2002 Denver Annual Meeting (October 27-30, 2002)

Paper No. 4
Presentation Time: 1:30 PM-5:30 PM


SOULE, S.A., Dept. of Geological Sciences, Univ of Oregon, 1272 University of Oregon, Eugene, OR 97403-1272, CASHMAN, Katharine V., Univ Oregon, 1272 University of Oregon, Eugene, OR 97403-1272 and HEMPHILL-HALEY, M.A., Dept. of Geology, Humboldt State Univ, ssoule@gladstone.uoregon.edu

Planar magmatic dikes that intersect the earth's surface often produce linear arrays of discrete volcanic centers that can be used to infer a dike's near-surface orientation. While faults, joints, and other pre-existing structures can influence dike orientation, the primary control is the regional stress field at the time of emplacement. For this reason, accurate identification of vent alignments has been an important problem in the study of monogenetic volcanic fields (Nakamura, 1977; Connor, 1990). A promising technique for unbiased identification of vent alignments is the Hough transform method (Wadge and Cross, 1988). This method maps all possible lines through each vent into a plane described by r (length, from the origin, of a normal to the line) and q (angle from horizontal of the normal) with the equation

r=x cos(q) + y sin(q),
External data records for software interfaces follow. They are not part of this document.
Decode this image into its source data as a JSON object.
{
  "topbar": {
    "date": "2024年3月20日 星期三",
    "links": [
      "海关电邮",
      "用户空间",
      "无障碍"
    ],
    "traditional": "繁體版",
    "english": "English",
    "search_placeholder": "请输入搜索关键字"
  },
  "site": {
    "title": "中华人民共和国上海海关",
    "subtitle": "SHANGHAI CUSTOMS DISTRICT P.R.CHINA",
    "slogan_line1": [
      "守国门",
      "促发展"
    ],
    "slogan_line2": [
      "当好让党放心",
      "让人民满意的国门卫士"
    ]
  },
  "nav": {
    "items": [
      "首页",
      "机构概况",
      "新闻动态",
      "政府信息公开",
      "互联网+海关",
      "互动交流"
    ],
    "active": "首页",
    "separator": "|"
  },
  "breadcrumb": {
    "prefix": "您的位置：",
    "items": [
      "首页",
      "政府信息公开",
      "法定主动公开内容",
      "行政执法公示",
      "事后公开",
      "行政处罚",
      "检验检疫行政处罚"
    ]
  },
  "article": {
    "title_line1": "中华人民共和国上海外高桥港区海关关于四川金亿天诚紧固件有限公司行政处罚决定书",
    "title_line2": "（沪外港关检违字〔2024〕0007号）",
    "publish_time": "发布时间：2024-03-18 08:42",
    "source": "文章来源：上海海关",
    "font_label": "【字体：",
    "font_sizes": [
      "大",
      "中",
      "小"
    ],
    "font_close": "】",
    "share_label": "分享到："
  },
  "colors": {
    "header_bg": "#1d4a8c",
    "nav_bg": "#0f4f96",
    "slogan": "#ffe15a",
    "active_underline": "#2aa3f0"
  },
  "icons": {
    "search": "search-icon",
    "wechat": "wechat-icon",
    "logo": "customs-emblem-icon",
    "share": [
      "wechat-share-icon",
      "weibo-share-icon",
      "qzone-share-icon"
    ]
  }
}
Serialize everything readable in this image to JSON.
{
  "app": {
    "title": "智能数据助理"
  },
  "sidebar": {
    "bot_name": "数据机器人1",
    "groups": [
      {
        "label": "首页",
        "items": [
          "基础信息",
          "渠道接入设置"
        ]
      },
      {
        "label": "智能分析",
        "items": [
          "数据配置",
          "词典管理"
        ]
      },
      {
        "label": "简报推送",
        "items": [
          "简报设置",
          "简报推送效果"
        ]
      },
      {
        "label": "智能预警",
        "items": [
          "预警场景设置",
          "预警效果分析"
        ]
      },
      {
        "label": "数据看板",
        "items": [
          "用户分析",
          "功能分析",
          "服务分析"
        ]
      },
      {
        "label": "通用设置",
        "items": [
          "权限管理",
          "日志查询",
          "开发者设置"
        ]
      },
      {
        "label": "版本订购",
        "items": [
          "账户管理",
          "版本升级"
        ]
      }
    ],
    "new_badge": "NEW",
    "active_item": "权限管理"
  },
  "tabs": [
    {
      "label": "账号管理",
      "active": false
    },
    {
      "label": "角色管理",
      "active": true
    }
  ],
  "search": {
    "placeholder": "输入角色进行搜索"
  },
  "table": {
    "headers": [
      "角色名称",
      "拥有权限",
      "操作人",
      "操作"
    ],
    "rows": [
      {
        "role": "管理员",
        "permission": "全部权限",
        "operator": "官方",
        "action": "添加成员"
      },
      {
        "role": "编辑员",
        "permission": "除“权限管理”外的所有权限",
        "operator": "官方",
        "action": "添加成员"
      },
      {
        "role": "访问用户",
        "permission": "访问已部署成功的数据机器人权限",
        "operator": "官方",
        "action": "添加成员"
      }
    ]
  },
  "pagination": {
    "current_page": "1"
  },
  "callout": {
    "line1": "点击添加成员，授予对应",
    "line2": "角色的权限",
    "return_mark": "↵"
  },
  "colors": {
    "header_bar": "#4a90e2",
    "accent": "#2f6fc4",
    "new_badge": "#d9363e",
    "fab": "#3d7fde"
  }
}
where x and y are the coordinates of the vent. Alignments are identified by the intersection of two or more r(q) curves. This technique is sensitive to the shape of the field and the density of vents, with elongate fields and high vent density resulting in some spurious alignments. We have modified this technique to reduce the identification of spurious alignments, to allow greater flexibility in identification of alignments at different scales, and to facilitate a statistical analysis of alignments. The computer code identifies alignments of vents with the Hough transform method at user-defined Dr and Dq. The alignments are subsequently filtered for the number of vents, spacing between vents, and correlation (also specified by the user). The computer code, which is parallelized for eight processors, is run 1000's of times using different parameter sets to allow a statistical analysis of the sets of features that best characterize an alignment of vents. Here we present results from Holocene eruptive centers in the PNW compiled by Luedke and Smith (1984) that are loosely dated at intervals present-1 ka, 1-10 ka, 10-100 ka, and 100 ka-1 ma. An ability to quantify vent alignments in this region would provide stress indicators to supplement other sources of stress data such as earthquake focal mechanisms, borehole breakouts, and in-situ stress measurements.